Top of RECORDS TO PROCESS
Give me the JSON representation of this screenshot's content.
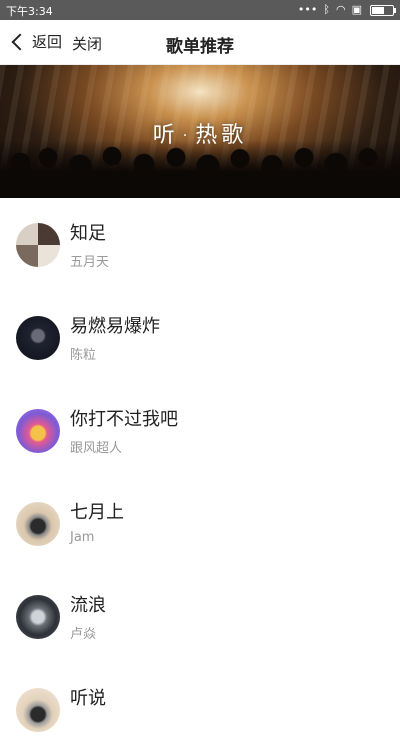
{
  "status_bar": {
    "time": "下午3:34",
    "icons": [
      "dots-icon",
      "bluetooth-icon",
      "wifi-icon",
      "sim-icon",
      "battery-icon"
    ],
    "battery_level": 0.6
  },
  "navbar": {
    "back_label": "返回",
    "close_label": "关闭",
    "title": "歌单推荐"
  },
  "banner": {
    "text_left": "听",
    "text_right": "热歌"
  },
  "songs": [
    {
      "title": "知足",
      "artist": "五月天"
    },
    {
      "title": "易燃易爆炸",
      "artist": "陈粒"
    },
    {
      "title": "你打不过我吧",
      "artist": "跟风超人"
    },
    {
      "title": "七月上",
      "artist": "Jam"
    },
    {
      "title": "流浪",
      "artist": "卢焱"
    },
    {
      "title": "听说",
      "artist": ""
    }
  ]
}
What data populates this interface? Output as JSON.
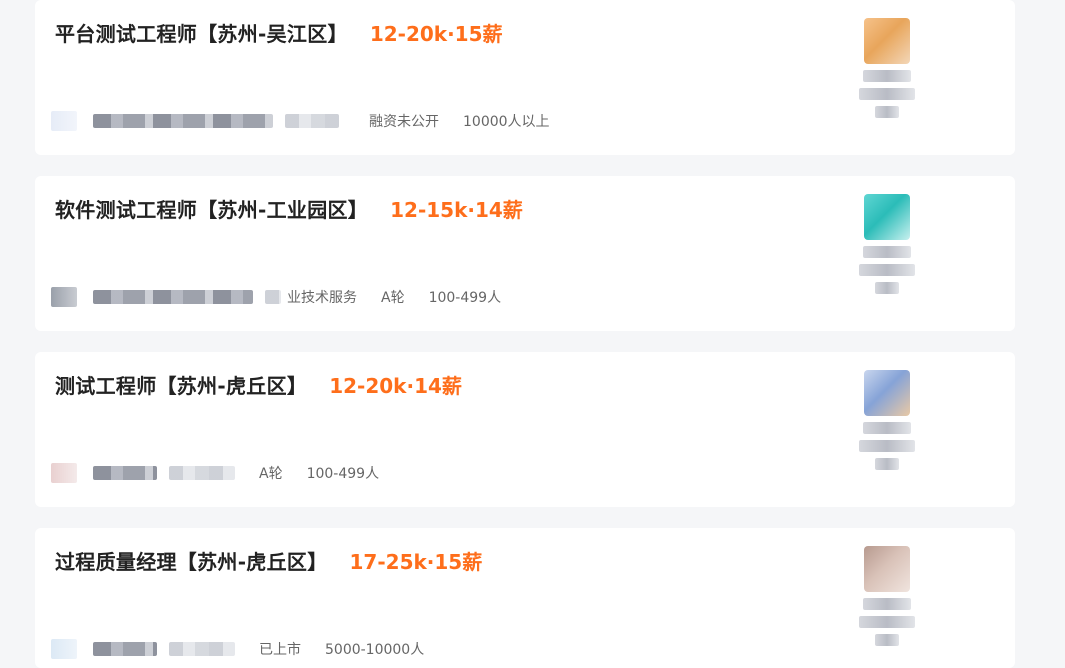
{
  "jobs": [
    {
      "title": "平台测试工程师【苏州-吴江区】",
      "salary": "12-20k·15薪",
      "meta": [
        "融资未公开",
        "10000人以上"
      ]
    },
    {
      "title": "软件测试工程师【苏州-工业园区】",
      "salary": "12-15k·14薪",
      "meta": [
        "业技术服务",
        "A轮",
        "100-499人"
      ]
    },
    {
      "title": "测试工程师【苏州-虎丘区】",
      "salary": "12-20k·14薪",
      "meta": [
        "A轮",
        "100-499人"
      ]
    },
    {
      "title": "过程质量经理【苏州-虎丘区】",
      "salary": "17-25k·15薪",
      "meta": [
        "已上市",
        "5000-10000人"
      ]
    }
  ],
  "colors": {
    "salary": "#fe6e1b",
    "title": "#222222",
    "meta": "#666666",
    "background": "#f5f6f8",
    "card": "#ffffff"
  },
  "icons": {
    "company_logo": "company-logo-icon",
    "recruiter_avatar": "recruiter-avatar-icon"
  }
}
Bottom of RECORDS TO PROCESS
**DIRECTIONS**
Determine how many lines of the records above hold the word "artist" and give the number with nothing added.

**EXERCISE RESPONSE**
6